WHAT NEEDS TO BE DONE:
Repeat every line of the listing below exactly, minus the pictures.

RAW DATA:
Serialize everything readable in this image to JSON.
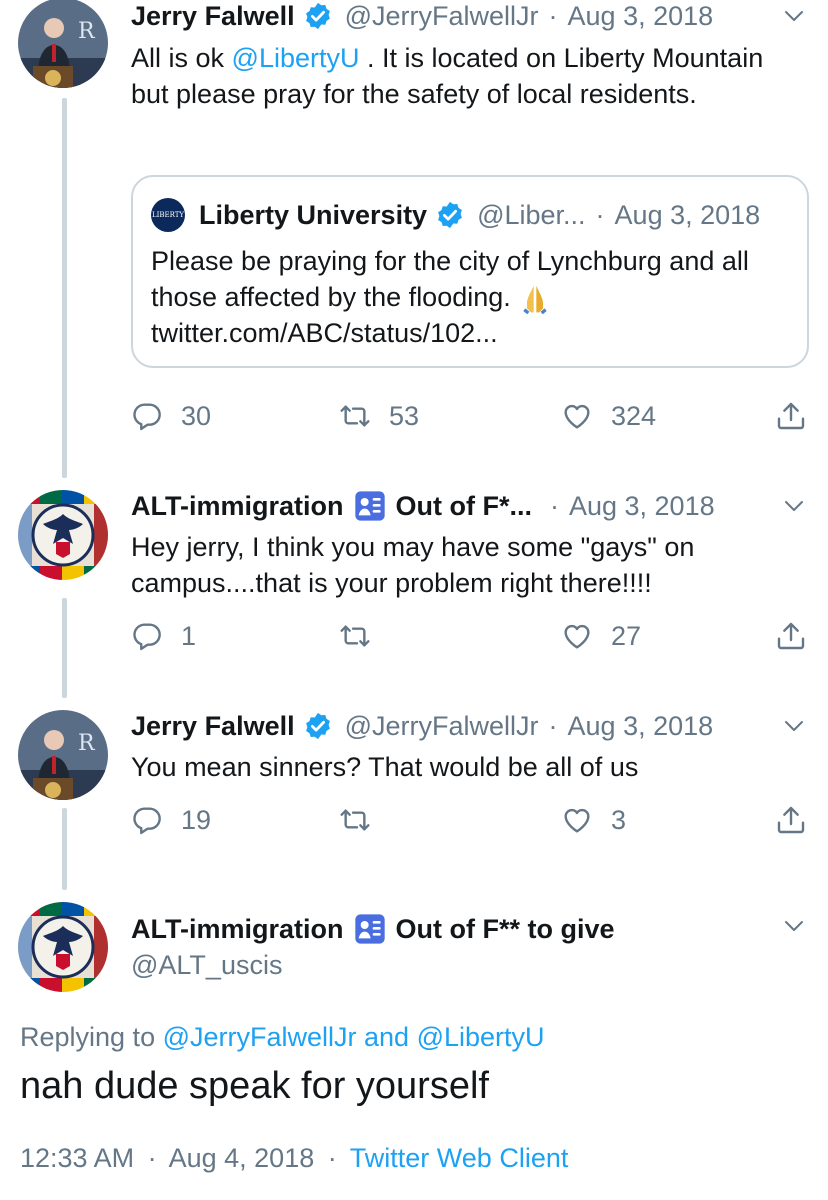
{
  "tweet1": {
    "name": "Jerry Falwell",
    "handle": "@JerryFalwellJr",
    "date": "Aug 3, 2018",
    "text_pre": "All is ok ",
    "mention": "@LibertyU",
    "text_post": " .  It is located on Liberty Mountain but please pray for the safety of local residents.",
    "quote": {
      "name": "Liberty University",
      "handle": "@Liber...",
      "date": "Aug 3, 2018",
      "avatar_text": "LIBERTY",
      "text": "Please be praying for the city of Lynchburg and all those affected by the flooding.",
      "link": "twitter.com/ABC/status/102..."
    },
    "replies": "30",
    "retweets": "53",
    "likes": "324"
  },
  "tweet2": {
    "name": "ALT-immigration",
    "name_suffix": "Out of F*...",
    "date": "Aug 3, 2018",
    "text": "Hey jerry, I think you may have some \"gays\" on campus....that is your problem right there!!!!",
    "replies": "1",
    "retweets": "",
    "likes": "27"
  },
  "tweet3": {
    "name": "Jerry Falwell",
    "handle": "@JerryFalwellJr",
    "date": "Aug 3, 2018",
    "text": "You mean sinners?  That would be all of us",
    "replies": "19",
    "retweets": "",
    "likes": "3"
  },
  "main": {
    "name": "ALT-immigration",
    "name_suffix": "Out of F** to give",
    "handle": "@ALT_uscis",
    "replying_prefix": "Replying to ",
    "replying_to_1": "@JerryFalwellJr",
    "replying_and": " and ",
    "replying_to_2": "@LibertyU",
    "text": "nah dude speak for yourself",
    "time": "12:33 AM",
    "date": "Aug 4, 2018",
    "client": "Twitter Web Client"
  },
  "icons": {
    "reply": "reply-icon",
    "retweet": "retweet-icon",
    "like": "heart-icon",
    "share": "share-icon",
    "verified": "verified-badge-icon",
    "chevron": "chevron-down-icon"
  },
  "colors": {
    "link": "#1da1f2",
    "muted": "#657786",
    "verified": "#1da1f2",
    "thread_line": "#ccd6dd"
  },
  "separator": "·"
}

COMPLETED EXERCISE:
Serialize everything readable in this image to JSON.
{
  "tweet1": {
    "name": "Jerry Falwell",
    "handle": "@JerryFalwellJr",
    "date": "Aug 3, 2018",
    "text_pre": "All is ok ",
    "mention": "@LibertyU",
    "text_post": " .  It is located on Liberty Mountain but please pray for the safety of local residents.",
    "quote": {
      "name": "Liberty University",
      "handle": "@Liber...",
      "date": "Aug 3, 2018",
      "avatar_text": "LIBERTY",
      "text": "Please be praying for the city of Lynchburg and all those affected by the flooding.",
      "link": "twitter.com/ABC/status/102..."
    },
    "replies": "30",
    "retweets": "53",
    "likes": "324"
  },
  "tweet2": {
    "name": "ALT-immigration",
    "name_suffix": "Out of F*...",
    "date": "Aug 3, 2018",
    "text": "Hey jerry, I think you may have some \"gays\" on campus....that is your problem right there!!!!",
    "replies": "1",
    "retweets": "",
    "likes": "27"
  },
  "tweet3": {
    "name": "Jerry Falwell",
    "handle": "@JerryFalwellJr",
    "date": "Aug 3, 2018",
    "text": "You mean sinners?  That would be all of us",
    "replies": "19",
    "retweets": "",
    "likes": "3"
  },
  "main": {
    "name": "ALT-immigration",
    "name_suffix": "Out of F** to give",
    "handle": "@ALT_uscis",
    "replying_prefix": "Replying to ",
    "replying_to_1": "@JerryFalwellJr",
    "replying_and": " and ",
    "replying_to_2": "@LibertyU",
    "text": "nah dude speak for yourself",
    "time": "12:33 AM",
    "date": "Aug 4, 2018",
    "client": "Twitter Web Client"
  },
  "icons": {
    "reply": "reply-icon",
    "retweet": "retweet-icon",
    "like": "heart-icon",
    "share": "share-icon",
    "verified": "verified-badge-icon",
    "chevron": "chevron-down-icon"
  },
  "colors": {
    "link": "#1da1f2",
    "muted": "#657786",
    "verified": "#1da1f2",
    "thread_line": "#ccd6dd"
  },
  "separator": "·"
}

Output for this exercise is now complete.